• [Assignment]: Take each line of the entries below that contains "search" and copy it.
◇ ◇ ◇
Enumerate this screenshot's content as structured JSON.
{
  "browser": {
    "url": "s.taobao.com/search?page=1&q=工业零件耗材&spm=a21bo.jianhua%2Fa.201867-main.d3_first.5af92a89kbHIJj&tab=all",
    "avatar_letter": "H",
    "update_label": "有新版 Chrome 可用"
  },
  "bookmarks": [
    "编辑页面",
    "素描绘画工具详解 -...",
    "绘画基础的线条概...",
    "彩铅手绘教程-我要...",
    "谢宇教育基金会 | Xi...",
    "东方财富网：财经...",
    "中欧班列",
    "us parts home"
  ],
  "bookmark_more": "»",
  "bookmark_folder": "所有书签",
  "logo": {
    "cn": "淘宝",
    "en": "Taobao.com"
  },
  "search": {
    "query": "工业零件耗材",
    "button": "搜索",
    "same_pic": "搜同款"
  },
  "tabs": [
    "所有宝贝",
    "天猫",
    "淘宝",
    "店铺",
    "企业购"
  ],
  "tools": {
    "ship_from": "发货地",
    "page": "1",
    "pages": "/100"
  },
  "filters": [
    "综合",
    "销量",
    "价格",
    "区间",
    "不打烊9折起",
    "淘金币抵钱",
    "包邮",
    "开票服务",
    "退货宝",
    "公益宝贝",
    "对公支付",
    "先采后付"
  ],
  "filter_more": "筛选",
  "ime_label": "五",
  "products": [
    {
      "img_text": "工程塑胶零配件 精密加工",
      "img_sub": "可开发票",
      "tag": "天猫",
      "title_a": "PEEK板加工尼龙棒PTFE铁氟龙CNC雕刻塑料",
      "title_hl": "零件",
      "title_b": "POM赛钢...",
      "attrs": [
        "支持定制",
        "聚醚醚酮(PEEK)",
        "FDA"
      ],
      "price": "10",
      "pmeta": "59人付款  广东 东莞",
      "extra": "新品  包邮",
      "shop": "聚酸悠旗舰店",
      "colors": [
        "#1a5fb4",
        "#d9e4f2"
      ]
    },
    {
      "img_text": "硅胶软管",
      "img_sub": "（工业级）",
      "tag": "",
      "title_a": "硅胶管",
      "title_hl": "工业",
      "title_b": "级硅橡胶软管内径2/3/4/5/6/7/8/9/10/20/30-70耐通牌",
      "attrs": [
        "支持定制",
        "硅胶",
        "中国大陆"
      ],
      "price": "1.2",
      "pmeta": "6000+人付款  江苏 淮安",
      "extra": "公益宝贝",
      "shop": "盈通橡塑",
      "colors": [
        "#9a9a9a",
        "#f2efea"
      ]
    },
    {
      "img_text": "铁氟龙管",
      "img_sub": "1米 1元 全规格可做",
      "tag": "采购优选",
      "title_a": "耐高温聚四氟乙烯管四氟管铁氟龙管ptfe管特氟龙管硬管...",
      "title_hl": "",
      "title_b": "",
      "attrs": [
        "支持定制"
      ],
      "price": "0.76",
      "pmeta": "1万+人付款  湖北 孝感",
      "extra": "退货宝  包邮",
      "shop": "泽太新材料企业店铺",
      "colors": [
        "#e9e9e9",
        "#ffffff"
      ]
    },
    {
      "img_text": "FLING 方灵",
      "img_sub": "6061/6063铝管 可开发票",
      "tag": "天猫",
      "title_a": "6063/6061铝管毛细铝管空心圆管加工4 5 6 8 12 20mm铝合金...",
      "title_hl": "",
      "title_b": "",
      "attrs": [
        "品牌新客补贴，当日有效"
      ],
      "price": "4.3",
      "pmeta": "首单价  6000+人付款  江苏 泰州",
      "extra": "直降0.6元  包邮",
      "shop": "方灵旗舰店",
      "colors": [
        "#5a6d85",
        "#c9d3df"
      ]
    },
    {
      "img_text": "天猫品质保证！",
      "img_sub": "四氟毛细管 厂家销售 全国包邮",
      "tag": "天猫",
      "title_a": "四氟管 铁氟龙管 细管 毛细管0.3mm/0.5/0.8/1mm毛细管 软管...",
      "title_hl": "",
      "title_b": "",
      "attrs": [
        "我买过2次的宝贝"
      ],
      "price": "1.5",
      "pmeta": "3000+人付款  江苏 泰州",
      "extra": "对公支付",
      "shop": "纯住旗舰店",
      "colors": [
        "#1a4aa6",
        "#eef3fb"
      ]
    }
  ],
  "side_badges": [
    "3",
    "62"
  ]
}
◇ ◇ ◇
• [Response area]:
    "url": "s.taobao.com/search?page=1&q=工业零件耗材&spm=a21bo.jianhua%2Fa.201867-main.d3_first.5af92a89kbHIJj&tab=all",
  "search": {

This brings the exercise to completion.